Dataset excerpts
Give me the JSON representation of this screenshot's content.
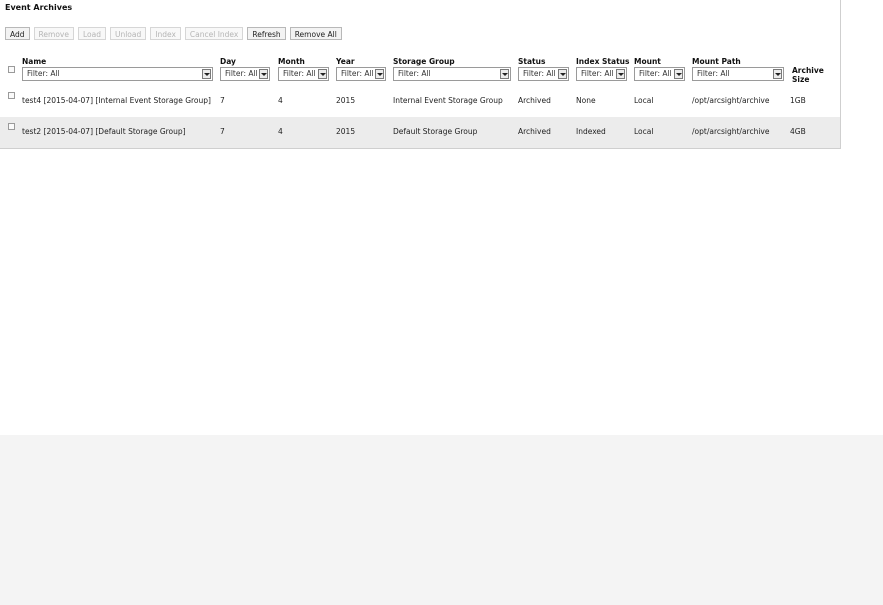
{
  "panel": {
    "title": "Event Archives"
  },
  "toolbar": {
    "buttons": [
      {
        "label": "Add",
        "enabled": true
      },
      {
        "label": "Remove",
        "enabled": false
      },
      {
        "label": "Load",
        "enabled": false
      },
      {
        "label": "Unload",
        "enabled": false
      },
      {
        "label": "Index",
        "enabled": false
      },
      {
        "label": "Cancel Index",
        "enabled": false
      },
      {
        "label": "Refresh",
        "enabled": true
      },
      {
        "label": "Remove All",
        "enabled": true
      }
    ]
  },
  "table": {
    "columns": [
      {
        "key": "name",
        "label": "Name",
        "filter": "Filter: All"
      },
      {
        "key": "day",
        "label": "Day",
        "filter": "Filter: All"
      },
      {
        "key": "month",
        "label": "Month",
        "filter": "Filter: All"
      },
      {
        "key": "year",
        "label": "Year",
        "filter": "Filter: All"
      },
      {
        "key": "storage_group",
        "label": "Storage Group",
        "filter": "Filter: All"
      },
      {
        "key": "status",
        "label": "Status",
        "filter": "Filter: All"
      },
      {
        "key": "index_status",
        "label": "Index Status",
        "filter": "Filter: All"
      },
      {
        "key": "mount",
        "label": "Mount",
        "filter": "Filter: All"
      },
      {
        "key": "mount_path",
        "label": "Mount Path",
        "filter": "Filter: All"
      },
      {
        "key": "archive_size",
        "label": "Archive Size",
        "filter": null
      }
    ],
    "rows": [
      {
        "name": "test4 [2015-04-07] [Internal Event Storage Group]",
        "day": "7",
        "month": "4",
        "year": "2015",
        "storage_group": "Internal Event Storage Group",
        "status": "Archived",
        "index_status": "None",
        "mount": "Local",
        "mount_path": "/opt/arcsight/archive",
        "archive_size": "1GB"
      },
      {
        "name": "test2 [2015-04-07] [Default Storage Group]",
        "day": "7",
        "month": "4",
        "year": "2015",
        "storage_group": "Default Storage Group",
        "status": "Archived",
        "index_status": "Indexed",
        "mount": "Local",
        "mount_path": "/opt/arcsight/archive",
        "archive_size": "4GB"
      }
    ]
  }
}
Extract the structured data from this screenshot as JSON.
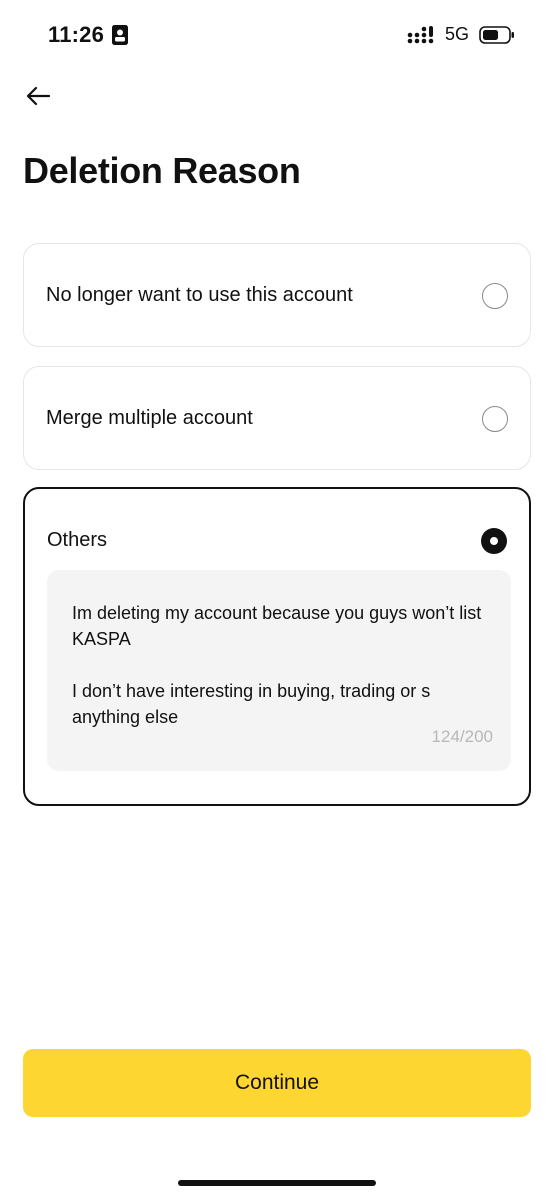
{
  "status_bar": {
    "time": "11:26",
    "network": "5G"
  },
  "page": {
    "title": "Deletion Reason"
  },
  "options": [
    {
      "label": "No longer want to use this account",
      "selected": false
    },
    {
      "label": "Merge multiple account",
      "selected": false
    },
    {
      "label": "Others",
      "selected": true
    }
  ],
  "other_reason": {
    "text": "Im deleting my account because you guys won’t list KASPA\n\nI don’t have interesting in buying, trading or s anything else",
    "char_count": "124/200"
  },
  "continue_button": {
    "label": "Continue"
  },
  "colors": {
    "accent": "#fdd631",
    "text": "#111111",
    "muted": "#b8b8b8",
    "card_border": "#e6e6e6",
    "input_bg": "#f4f4f4"
  },
  "icons": {
    "back": "arrow-left-icon",
    "id_badge": "id-badge-icon",
    "signal": "signal-icon",
    "battery": "battery-icon"
  }
}
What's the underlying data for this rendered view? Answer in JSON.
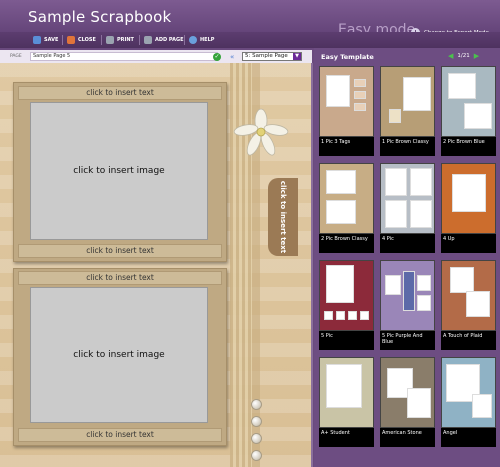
{
  "app": {
    "title": "Sample Scrapbook",
    "mode_label": "Easy mode",
    "expert_link": "Change to Expert Mode"
  },
  "toolbar": {
    "items": [
      {
        "label": "SAVE",
        "icon": "save-icon",
        "color": "#5a8fd8"
      },
      {
        "label": "CLOSE",
        "icon": "close-icon",
        "color": "#e0743a"
      },
      {
        "label": "PRINT",
        "icon": "print-icon",
        "color": "#9aa3b0"
      },
      {
        "label": "ADD PAGE",
        "icon": "add-page-icon",
        "color": "#9aa3b0"
      },
      {
        "label": "HELP",
        "icon": "help-icon",
        "color": "#6aa0dc"
      }
    ]
  },
  "pagebar": {
    "label": "PAGE",
    "value": "Sample Page 5",
    "select_value": "5: Sample Page"
  },
  "canvas": {
    "text_placeholder": "click to insert text",
    "image_placeholder": "click to insert image",
    "side_tab": "click to insert text"
  },
  "templates": {
    "title": "Easy Template",
    "page_counter": "1/21",
    "items": [
      {
        "name": "1 Pic 3 Tags",
        "bg": "#c9a98c"
      },
      {
        "name": "1 Pic Brown Classy",
        "bg": "#b79e76"
      },
      {
        "name": "2 Pic Brown Blue",
        "bg": "#a9b9c1"
      },
      {
        "name": "2 Pic Brown Classy",
        "bg": "#c7ad85"
      },
      {
        "name": "4 Pic",
        "bg": "#b7bec6"
      },
      {
        "name": "4 Up",
        "bg": "#cc6d2d"
      },
      {
        "name": "5 Pic",
        "bg": "#8c2a3a"
      },
      {
        "name": "5 Pic Purple And Blue",
        "bg": "#9a86b8"
      },
      {
        "name": "A Touch of Plaid",
        "bg": "#b36b48"
      },
      {
        "name": "A+ Student",
        "bg": "#c9c4a6"
      },
      {
        "name": "American Stone",
        "bg": "#8a7d6a"
      },
      {
        "name": "Angel",
        "bg": "#8fb2c5"
      }
    ]
  }
}
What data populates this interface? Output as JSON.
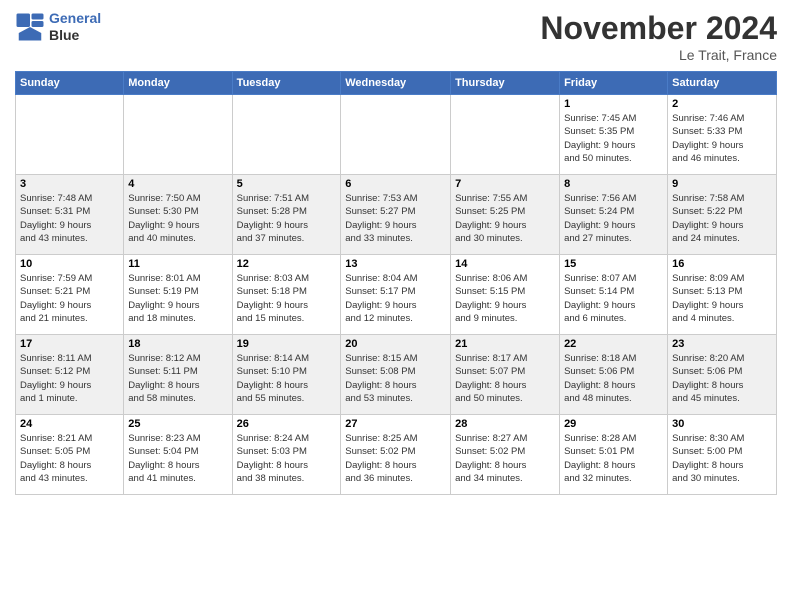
{
  "header": {
    "logo_line1": "General",
    "logo_line2": "Blue",
    "month": "November 2024",
    "location": "Le Trait, France"
  },
  "weekdays": [
    "Sunday",
    "Monday",
    "Tuesday",
    "Wednesday",
    "Thursday",
    "Friday",
    "Saturday"
  ],
  "weeks": [
    [
      {
        "day": "",
        "info": ""
      },
      {
        "day": "",
        "info": ""
      },
      {
        "day": "",
        "info": ""
      },
      {
        "day": "",
        "info": ""
      },
      {
        "day": "",
        "info": ""
      },
      {
        "day": "1",
        "info": "Sunrise: 7:45 AM\nSunset: 5:35 PM\nDaylight: 9 hours\nand 50 minutes."
      },
      {
        "day": "2",
        "info": "Sunrise: 7:46 AM\nSunset: 5:33 PM\nDaylight: 9 hours\nand 46 minutes."
      }
    ],
    [
      {
        "day": "3",
        "info": "Sunrise: 7:48 AM\nSunset: 5:31 PM\nDaylight: 9 hours\nand 43 minutes."
      },
      {
        "day": "4",
        "info": "Sunrise: 7:50 AM\nSunset: 5:30 PM\nDaylight: 9 hours\nand 40 minutes."
      },
      {
        "day": "5",
        "info": "Sunrise: 7:51 AM\nSunset: 5:28 PM\nDaylight: 9 hours\nand 37 minutes."
      },
      {
        "day": "6",
        "info": "Sunrise: 7:53 AM\nSunset: 5:27 PM\nDaylight: 9 hours\nand 33 minutes."
      },
      {
        "day": "7",
        "info": "Sunrise: 7:55 AM\nSunset: 5:25 PM\nDaylight: 9 hours\nand 30 minutes."
      },
      {
        "day": "8",
        "info": "Sunrise: 7:56 AM\nSunset: 5:24 PM\nDaylight: 9 hours\nand 27 minutes."
      },
      {
        "day": "9",
        "info": "Sunrise: 7:58 AM\nSunset: 5:22 PM\nDaylight: 9 hours\nand 24 minutes."
      }
    ],
    [
      {
        "day": "10",
        "info": "Sunrise: 7:59 AM\nSunset: 5:21 PM\nDaylight: 9 hours\nand 21 minutes."
      },
      {
        "day": "11",
        "info": "Sunrise: 8:01 AM\nSunset: 5:19 PM\nDaylight: 9 hours\nand 18 minutes."
      },
      {
        "day": "12",
        "info": "Sunrise: 8:03 AM\nSunset: 5:18 PM\nDaylight: 9 hours\nand 15 minutes."
      },
      {
        "day": "13",
        "info": "Sunrise: 8:04 AM\nSunset: 5:17 PM\nDaylight: 9 hours\nand 12 minutes."
      },
      {
        "day": "14",
        "info": "Sunrise: 8:06 AM\nSunset: 5:15 PM\nDaylight: 9 hours\nand 9 minutes."
      },
      {
        "day": "15",
        "info": "Sunrise: 8:07 AM\nSunset: 5:14 PM\nDaylight: 9 hours\nand 6 minutes."
      },
      {
        "day": "16",
        "info": "Sunrise: 8:09 AM\nSunset: 5:13 PM\nDaylight: 9 hours\nand 4 minutes."
      }
    ],
    [
      {
        "day": "17",
        "info": "Sunrise: 8:11 AM\nSunset: 5:12 PM\nDaylight: 9 hours\nand 1 minute."
      },
      {
        "day": "18",
        "info": "Sunrise: 8:12 AM\nSunset: 5:11 PM\nDaylight: 8 hours\nand 58 minutes."
      },
      {
        "day": "19",
        "info": "Sunrise: 8:14 AM\nSunset: 5:10 PM\nDaylight: 8 hours\nand 55 minutes."
      },
      {
        "day": "20",
        "info": "Sunrise: 8:15 AM\nSunset: 5:08 PM\nDaylight: 8 hours\nand 53 minutes."
      },
      {
        "day": "21",
        "info": "Sunrise: 8:17 AM\nSunset: 5:07 PM\nDaylight: 8 hours\nand 50 minutes."
      },
      {
        "day": "22",
        "info": "Sunrise: 8:18 AM\nSunset: 5:06 PM\nDaylight: 8 hours\nand 48 minutes."
      },
      {
        "day": "23",
        "info": "Sunrise: 8:20 AM\nSunset: 5:06 PM\nDaylight: 8 hours\nand 45 minutes."
      }
    ],
    [
      {
        "day": "24",
        "info": "Sunrise: 8:21 AM\nSunset: 5:05 PM\nDaylight: 8 hours\nand 43 minutes."
      },
      {
        "day": "25",
        "info": "Sunrise: 8:23 AM\nSunset: 5:04 PM\nDaylight: 8 hours\nand 41 minutes."
      },
      {
        "day": "26",
        "info": "Sunrise: 8:24 AM\nSunset: 5:03 PM\nDaylight: 8 hours\nand 38 minutes."
      },
      {
        "day": "27",
        "info": "Sunrise: 8:25 AM\nSunset: 5:02 PM\nDaylight: 8 hours\nand 36 minutes."
      },
      {
        "day": "28",
        "info": "Sunrise: 8:27 AM\nSunset: 5:02 PM\nDaylight: 8 hours\nand 34 minutes."
      },
      {
        "day": "29",
        "info": "Sunrise: 8:28 AM\nSunset: 5:01 PM\nDaylight: 8 hours\nand 32 minutes."
      },
      {
        "day": "30",
        "info": "Sunrise: 8:30 AM\nSunset: 5:00 PM\nDaylight: 8 hours\nand 30 minutes."
      }
    ]
  ]
}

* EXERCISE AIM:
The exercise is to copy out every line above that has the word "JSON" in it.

* RESPONSE TO THIS TASK:
Give me the JSON representation of this screenshot's content.
Extract the structured data from this screenshot as JSON.
What's the underlying data for this rendered view? Answer in JSON.
What data populates this interface? Output as JSON.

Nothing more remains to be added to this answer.